[Action item] Tally every line in the data that has the word "Christina" and report only the total.

[Data listing]
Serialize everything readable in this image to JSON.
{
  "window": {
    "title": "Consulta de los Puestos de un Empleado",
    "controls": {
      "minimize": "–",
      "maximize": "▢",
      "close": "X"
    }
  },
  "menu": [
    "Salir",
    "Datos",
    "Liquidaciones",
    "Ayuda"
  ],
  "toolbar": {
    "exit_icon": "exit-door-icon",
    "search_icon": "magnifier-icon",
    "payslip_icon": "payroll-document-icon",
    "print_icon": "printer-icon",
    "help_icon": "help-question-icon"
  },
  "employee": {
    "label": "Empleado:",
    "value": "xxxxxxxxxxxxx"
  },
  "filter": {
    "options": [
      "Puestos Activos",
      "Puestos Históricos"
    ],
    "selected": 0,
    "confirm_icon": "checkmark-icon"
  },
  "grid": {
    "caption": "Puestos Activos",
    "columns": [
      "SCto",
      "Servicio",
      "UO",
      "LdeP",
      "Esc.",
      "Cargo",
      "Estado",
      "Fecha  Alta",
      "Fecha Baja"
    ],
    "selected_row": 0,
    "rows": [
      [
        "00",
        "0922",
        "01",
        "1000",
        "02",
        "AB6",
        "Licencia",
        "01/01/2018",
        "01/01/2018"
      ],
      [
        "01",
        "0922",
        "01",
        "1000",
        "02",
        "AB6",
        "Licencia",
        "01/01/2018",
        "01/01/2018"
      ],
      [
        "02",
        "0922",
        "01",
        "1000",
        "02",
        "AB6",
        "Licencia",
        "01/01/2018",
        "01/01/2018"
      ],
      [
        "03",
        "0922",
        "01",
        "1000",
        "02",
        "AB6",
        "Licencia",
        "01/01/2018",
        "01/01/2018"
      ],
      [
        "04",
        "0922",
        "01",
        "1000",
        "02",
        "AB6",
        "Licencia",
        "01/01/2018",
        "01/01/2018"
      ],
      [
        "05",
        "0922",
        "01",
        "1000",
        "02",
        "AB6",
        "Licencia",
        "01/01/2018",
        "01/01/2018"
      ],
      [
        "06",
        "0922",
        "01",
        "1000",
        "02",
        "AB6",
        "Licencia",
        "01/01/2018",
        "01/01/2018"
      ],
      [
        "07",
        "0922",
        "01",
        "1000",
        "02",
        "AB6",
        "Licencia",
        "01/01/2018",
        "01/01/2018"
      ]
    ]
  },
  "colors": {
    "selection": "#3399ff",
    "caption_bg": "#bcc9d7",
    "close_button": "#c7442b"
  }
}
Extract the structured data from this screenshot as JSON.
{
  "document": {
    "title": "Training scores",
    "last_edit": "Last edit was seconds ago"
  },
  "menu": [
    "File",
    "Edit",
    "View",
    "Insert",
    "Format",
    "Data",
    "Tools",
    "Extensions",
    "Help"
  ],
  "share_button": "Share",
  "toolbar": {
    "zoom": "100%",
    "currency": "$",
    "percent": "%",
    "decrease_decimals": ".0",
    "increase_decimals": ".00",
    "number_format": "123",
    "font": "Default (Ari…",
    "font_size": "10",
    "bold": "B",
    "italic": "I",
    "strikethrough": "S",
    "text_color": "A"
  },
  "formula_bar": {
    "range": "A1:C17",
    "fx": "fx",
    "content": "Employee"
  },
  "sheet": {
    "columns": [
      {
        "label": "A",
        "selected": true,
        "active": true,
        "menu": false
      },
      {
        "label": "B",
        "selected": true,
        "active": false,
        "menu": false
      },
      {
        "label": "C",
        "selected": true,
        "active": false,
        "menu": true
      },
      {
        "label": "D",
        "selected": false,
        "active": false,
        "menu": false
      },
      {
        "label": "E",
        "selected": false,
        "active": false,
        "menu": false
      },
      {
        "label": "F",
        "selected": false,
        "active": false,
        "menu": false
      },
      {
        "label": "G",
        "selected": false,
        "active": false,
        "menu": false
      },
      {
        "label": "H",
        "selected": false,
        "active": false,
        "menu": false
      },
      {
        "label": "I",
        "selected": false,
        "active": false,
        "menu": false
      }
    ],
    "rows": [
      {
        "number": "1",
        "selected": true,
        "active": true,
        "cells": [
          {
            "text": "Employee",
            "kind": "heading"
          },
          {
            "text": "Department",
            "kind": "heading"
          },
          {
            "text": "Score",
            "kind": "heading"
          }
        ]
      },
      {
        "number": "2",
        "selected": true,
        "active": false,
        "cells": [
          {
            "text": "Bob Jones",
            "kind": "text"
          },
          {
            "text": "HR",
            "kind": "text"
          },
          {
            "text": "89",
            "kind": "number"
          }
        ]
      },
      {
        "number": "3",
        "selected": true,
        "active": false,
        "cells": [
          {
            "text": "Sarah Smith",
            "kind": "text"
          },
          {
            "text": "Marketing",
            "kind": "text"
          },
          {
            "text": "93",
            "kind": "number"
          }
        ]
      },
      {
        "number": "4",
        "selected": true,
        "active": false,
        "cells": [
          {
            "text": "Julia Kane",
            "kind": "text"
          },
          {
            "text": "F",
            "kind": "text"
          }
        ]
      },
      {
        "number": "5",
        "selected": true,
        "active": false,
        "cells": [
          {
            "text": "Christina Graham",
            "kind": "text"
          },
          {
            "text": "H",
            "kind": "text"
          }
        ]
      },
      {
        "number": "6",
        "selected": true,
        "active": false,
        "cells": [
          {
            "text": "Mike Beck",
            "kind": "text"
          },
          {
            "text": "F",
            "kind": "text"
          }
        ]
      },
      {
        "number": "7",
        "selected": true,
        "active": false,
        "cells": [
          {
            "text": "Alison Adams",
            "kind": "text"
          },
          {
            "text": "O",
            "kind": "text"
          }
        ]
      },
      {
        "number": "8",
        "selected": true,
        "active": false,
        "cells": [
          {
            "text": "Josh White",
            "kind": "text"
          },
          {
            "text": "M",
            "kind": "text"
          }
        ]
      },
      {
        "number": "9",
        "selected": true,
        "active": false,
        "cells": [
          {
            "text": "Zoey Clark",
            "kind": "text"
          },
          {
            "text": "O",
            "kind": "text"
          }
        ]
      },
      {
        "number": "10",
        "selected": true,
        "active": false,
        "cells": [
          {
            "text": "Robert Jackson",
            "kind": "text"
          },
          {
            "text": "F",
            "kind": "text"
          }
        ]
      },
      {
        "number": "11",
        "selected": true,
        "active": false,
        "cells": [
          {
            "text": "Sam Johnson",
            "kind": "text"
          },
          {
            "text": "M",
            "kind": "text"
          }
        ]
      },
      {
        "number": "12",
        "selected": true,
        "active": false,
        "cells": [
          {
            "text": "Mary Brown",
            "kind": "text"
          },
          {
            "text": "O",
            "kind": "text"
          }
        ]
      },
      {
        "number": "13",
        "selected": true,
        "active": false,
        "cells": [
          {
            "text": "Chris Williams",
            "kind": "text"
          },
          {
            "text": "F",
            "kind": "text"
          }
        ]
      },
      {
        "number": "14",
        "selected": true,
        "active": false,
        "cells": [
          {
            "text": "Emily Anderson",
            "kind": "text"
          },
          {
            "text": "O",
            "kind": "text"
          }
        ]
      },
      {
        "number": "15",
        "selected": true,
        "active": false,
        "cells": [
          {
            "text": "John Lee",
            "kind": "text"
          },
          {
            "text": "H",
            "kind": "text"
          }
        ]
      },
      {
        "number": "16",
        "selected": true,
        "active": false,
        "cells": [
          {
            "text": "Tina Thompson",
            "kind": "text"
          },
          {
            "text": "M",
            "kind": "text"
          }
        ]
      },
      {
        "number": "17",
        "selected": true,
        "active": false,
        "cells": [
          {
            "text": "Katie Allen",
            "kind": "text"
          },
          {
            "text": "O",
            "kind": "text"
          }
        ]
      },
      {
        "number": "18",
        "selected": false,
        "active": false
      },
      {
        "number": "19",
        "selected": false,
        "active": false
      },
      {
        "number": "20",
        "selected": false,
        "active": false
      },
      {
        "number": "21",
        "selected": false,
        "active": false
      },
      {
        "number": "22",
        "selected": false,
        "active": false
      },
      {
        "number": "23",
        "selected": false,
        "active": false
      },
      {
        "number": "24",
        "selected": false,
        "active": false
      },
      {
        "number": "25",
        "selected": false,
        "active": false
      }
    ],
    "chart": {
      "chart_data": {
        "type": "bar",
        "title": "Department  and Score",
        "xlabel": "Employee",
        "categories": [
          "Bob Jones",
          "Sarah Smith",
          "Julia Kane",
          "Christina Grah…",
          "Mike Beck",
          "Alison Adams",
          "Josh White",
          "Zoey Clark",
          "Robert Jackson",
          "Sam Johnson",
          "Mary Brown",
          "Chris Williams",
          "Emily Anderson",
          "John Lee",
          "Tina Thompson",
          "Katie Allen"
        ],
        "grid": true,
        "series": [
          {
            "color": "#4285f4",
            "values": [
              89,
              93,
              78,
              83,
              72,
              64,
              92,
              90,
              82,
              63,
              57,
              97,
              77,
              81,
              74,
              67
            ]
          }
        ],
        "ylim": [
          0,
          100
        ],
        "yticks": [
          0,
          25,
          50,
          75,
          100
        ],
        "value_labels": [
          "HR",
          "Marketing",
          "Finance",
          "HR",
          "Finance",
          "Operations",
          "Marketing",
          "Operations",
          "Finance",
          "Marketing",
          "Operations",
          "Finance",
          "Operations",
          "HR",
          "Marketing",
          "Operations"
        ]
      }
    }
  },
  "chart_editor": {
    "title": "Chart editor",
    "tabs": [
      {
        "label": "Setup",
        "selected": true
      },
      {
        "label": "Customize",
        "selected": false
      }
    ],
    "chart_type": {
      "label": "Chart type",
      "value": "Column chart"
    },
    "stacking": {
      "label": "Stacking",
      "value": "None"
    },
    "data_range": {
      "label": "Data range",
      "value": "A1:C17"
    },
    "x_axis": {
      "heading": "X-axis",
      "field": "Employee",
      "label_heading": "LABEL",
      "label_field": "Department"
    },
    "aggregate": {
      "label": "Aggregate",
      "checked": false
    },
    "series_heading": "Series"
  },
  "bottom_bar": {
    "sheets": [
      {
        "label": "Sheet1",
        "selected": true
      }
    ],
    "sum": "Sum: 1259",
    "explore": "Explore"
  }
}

[Written response] 2